What are the risks of investing in student housing?
As with any investment, student housing does come with risks. Here are a few.
1. Young tenants
College students sometimes lack the maturity and experience of older renters. For example, they might not know to do basic maintenance tasks, such as rolling out the trash on trash day or leaving a trickle of water running in the kitchen and bathrooms to avoid frozen pipes during the winter.
So, to avoid potentially expensive problems, I have a set of house rules that outline tenant responsibilities. Here, good communication is key.
What’s unique about student housing is that tenants often leave for several months at a time over the summer, which could mean dips in cash flow if you’re not careful. To avoid this, make sure your tenants sign a year-long lease.
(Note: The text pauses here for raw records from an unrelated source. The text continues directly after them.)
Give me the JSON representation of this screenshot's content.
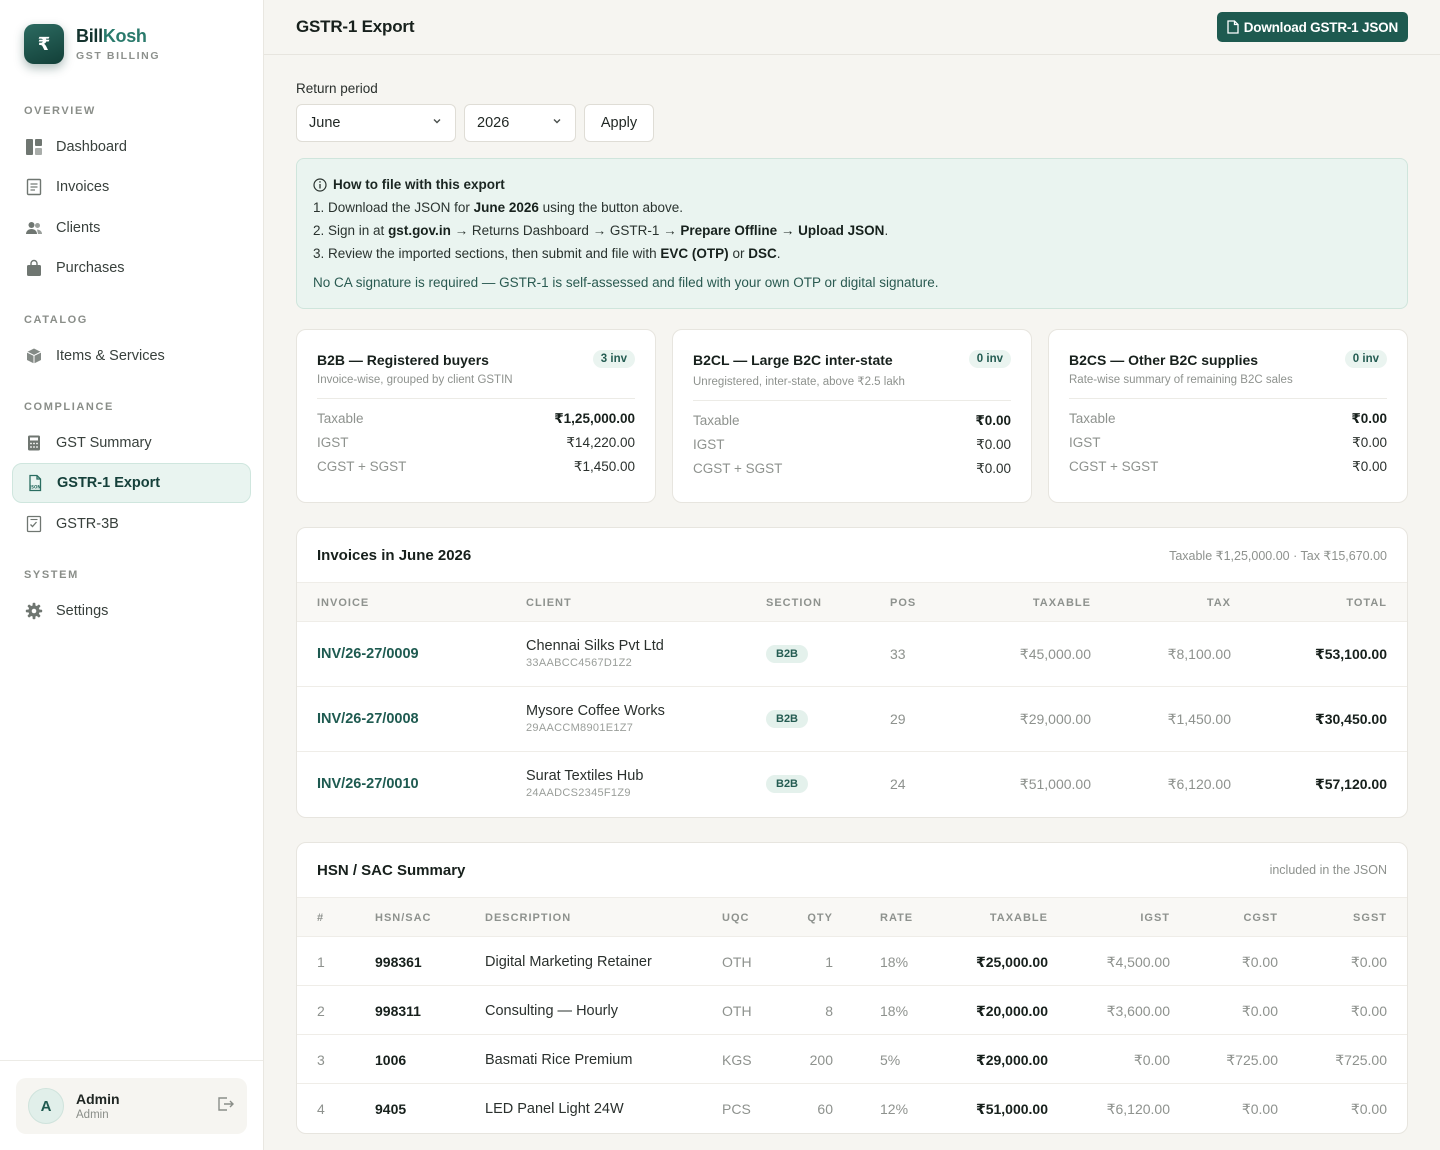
{
  "brand": {
    "logo_symbol": "₹",
    "name_part1": "Bill",
    "name_part2": "Kosh",
    "subtitle": "GST BILLING"
  },
  "sidebar": {
    "sections": [
      {
        "label": "OVERVIEW"
      },
      {
        "label": "CATALOG"
      },
      {
        "label": "COMPLIANCE"
      },
      {
        "label": "SYSTEM"
      }
    ],
    "items": [
      {
        "label": "Dashboard",
        "icon": "dashboard-icon"
      },
      {
        "label": "Invoices",
        "icon": "invoice-icon"
      },
      {
        "label": "Clients",
        "icon": "users-icon"
      },
      {
        "label": "Purchases",
        "icon": "bag-icon"
      },
      {
        "label": "Items & Services",
        "icon": "box-icon"
      },
      {
        "label": "GST Summary",
        "icon": "calculator-icon"
      },
      {
        "label": "GSTR-1 Export",
        "icon": "json-file-icon",
        "active": true
      },
      {
        "label": "GSTR-3B",
        "icon": "checklist-icon"
      },
      {
        "label": "Settings",
        "icon": "gear-icon"
      }
    ]
  },
  "user": {
    "initial": "A",
    "name": "Admin",
    "role": "Admin"
  },
  "header": {
    "title": "GSTR-1 Export",
    "download_label": "Download GSTR-1 JSON"
  },
  "filters": {
    "label": "Return period",
    "month": "June",
    "year": "2026",
    "apply_label": "Apply"
  },
  "info": {
    "title": "How to file with this export",
    "step1_pre": "1. Download the JSON for ",
    "step1_bold": "June 2026",
    "step1_post": " using the button above.",
    "step2_pre": "2. Sign in at ",
    "step2_b1": "gst.gov.in",
    "step2_mid": " → Returns Dashboard → GSTR-1 → ",
    "step2_b2": "Prepare Offline → Upload JSON",
    "step2_post": ".",
    "step3_pre": "3. Review the imported sections, then submit and file with ",
    "step3_b1": "EVC (OTP)",
    "step3_mid": " or ",
    "step3_b2": "DSC",
    "step3_post": ".",
    "note": "No CA signature is required — GSTR-1 is self-assessed and filed with your own OTP or digital signature."
  },
  "cards": [
    {
      "title": "B2B — Registered buyers",
      "badge": "3 inv",
      "subtitle": "Invoice-wise, grouped by client GSTIN",
      "taxable_label": "Taxable",
      "taxable": "₹1,25,000.00",
      "igst_label": "IGST",
      "igst": "₹14,220.00",
      "cgst_label": "CGST + SGST",
      "cgst": "₹1,450.00"
    },
    {
      "title": "B2CL — Large B2C inter-state",
      "badge": "0 inv",
      "subtitle": "Unregistered, inter-state, above ₹2.5 lakh",
      "taxable_label": "Taxable",
      "taxable": "₹0.00",
      "igst_label": "IGST",
      "igst": "₹0.00",
      "cgst_label": "CGST + SGST",
      "cgst": "₹0.00"
    },
    {
      "title": "B2CS — Other B2C supplies",
      "badge": "0 inv",
      "subtitle": "Rate-wise summary of remaining B2C sales",
      "taxable_label": "Taxable",
      "taxable": "₹0.00",
      "igst_label": "IGST",
      "igst": "₹0.00",
      "cgst_label": "CGST + SGST",
      "cgst": "₹0.00"
    }
  ],
  "invoices": {
    "title": "Invoices in June 2026",
    "meta": "Taxable ₹1,25,000.00 · Tax ₹15,670.00",
    "columns": {
      "invoice": "INVOICE",
      "client": "CLIENT",
      "section": "SECTION",
      "pos": "POS",
      "taxable": "TAXABLE",
      "tax": "TAX",
      "total": "TOTAL"
    },
    "rows": [
      {
        "invoice": "INV/26-27/0009",
        "client": "Chennai Silks Pvt Ltd",
        "gstin": "33AABCC4567D1Z2",
        "section": "B2B",
        "pos": "33",
        "taxable": "₹45,000.00",
        "tax": "₹8,100.00",
        "total": "₹53,100.00"
      },
      {
        "invoice": "INV/26-27/0008",
        "client": "Mysore Coffee Works",
        "gstin": "29AACCM8901E1Z7",
        "section": "B2B",
        "pos": "29",
        "taxable": "₹29,000.00",
        "tax": "₹1,450.00",
        "total": "₹30,450.00"
      },
      {
        "invoice": "INV/26-27/0010",
        "client": "Surat Textiles Hub",
        "gstin": "24AADCS2345F1Z9",
        "section": "B2B",
        "pos": "24",
        "taxable": "₹51,000.00",
        "tax": "₹6,120.00",
        "total": "₹57,120.00"
      }
    ]
  },
  "hsn": {
    "title": "HSN / SAC Summary",
    "meta": "included in the JSON",
    "columns": {
      "num": "#",
      "code": "HSN/SAC",
      "desc": "DESCRIPTION",
      "uqc": "UQC",
      "qty": "QTY",
      "rate": "RATE",
      "taxable": "TAXABLE",
      "igst": "IGST",
      "cgst": "CGST",
      "sgst": "SGST"
    },
    "rows": [
      {
        "num": "1",
        "code": "998361",
        "desc": "Digital Marketing Retainer",
        "uqc": "OTH",
        "qty": "1",
        "rate": "18%",
        "taxable": "₹25,000.00",
        "igst": "₹4,500.00",
        "cgst": "₹0.00",
        "sgst": "₹0.00"
      },
      {
        "num": "2",
        "code": "998311",
        "desc": "Consulting — Hourly",
        "uqc": "OTH",
        "qty": "8",
        "rate": "18%",
        "taxable": "₹20,000.00",
        "igst": "₹3,600.00",
        "cgst": "₹0.00",
        "sgst": "₹0.00"
      },
      {
        "num": "3",
        "code": "1006",
        "desc": "Basmati Rice Premium",
        "uqc": "KGS",
        "qty": "200",
        "rate": "5%",
        "taxable": "₹29,000.00",
        "igst": "₹0.00",
        "cgst": "₹725.00",
        "sgst": "₹725.00"
      },
      {
        "num": "4",
        "code": "9405",
        "desc": "LED Panel Light 24W",
        "uqc": "PCS",
        "qty": "60",
        "rate": "12%",
        "taxable": "₹51,000.00",
        "igst": "₹6,120.00",
        "cgst": "₹0.00",
        "sgst": "₹0.00"
      }
    ]
  },
  "colors": {
    "accent": "#1e5a50",
    "accent_light": "#eaf4f0",
    "background": "#f6f5f1"
  }
}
Here’s what I do: My tenants rent for 12 months at a time, but they can sublet to summer students if they decide to leave town for a while. The majority of students don’t have trouble finding summer subletters. And I help them if they need it. This ensures that the rental properties aren’t vacant for several months every year.
And it keeps everyone happy.
3. Property damage
Yes, newer students are more likely to throw a party compared to more mature renters. This can be a downside if you rent to the wrong students.
So, how can you avoid these issues?
First, make sure your tenants sign a lease contract before they move in agreeing to no house parties or disturbing their neighbors. You should also have insurance, co-signers (in case they don’t pay rent), and a security deposit.
What I do is collect 1-1.5x month’s rent for security deposits, which adds up to $3,000 to $5,000 per rental. This gives me a good financial cushion to fix or replace anything that is damaged by the student tenants.
Second, pick your tenants wisely. For example, grad students earning a doctorate or professional degree who are laser-focused on getting an education will be much less likely to throw wild parties compared to other students, so keep this in mind when filtering potential renters.
Now that you’ve gotten an overview of what investing in student housing is like, let’s talk about how you can get started yourself.
Getting started as a student housing investor
If you think this unique way to invest in real estate is for you, here’s how to get your foot in the door.
What kinds of properties are best?
Though buying cheap, old houses that need a lot of work might be tempting, I don’t recommend it. Why? Because you can get a lot of unpleasant surprises.
For example, I bought an old house without doing enough research first and ended up having to pay tens of thousands of dollars to repair a plumbing issue and replace the HVAC system.
So, instead, look for large, relatively new houses. That way, you can convert any spare rooms into extra bedrooms to increase your profitability, which allows you to build your portfolio faster.
Want to get the breakdown of what I earn from an average single-family home? Check out this video:
Do your homework
As an investor, you should find out key info about a property before buying it. This includes estimating your ROI, overall costs, cash-on-cash return, and Cap rate.
How to find the right tenants
As I talked about above, the PRIME method is a great way to find high-quality tenants. And, if you’re trying to get tenants faster, you can charge a lot less than on-campus options.
This can also help you get the word out about your rental properties. Why? Because affordable housing can be hard to come by, and students often talk to their friends about their great living arrangements.
Locations to target
Where should you invest in student housing? Though there isn’t just one great answer, areas that attract high-income professionals (such as doctors, lawyers, engineers, etc.) are a great choice because higher paying jobs usually translates to increased housing demand.
Over to you!
There you have it! Now you know what kind of student housing investment returns you can expect in 2023.
By catering to students, you can have a significant ROI for years to come, which is why this is one of the best real estate niches to get into.
Don’t know where to start? I’ve got you covered. If you could use some help to avoid common mistakes and snag your first rental deal, check out my coaching services here.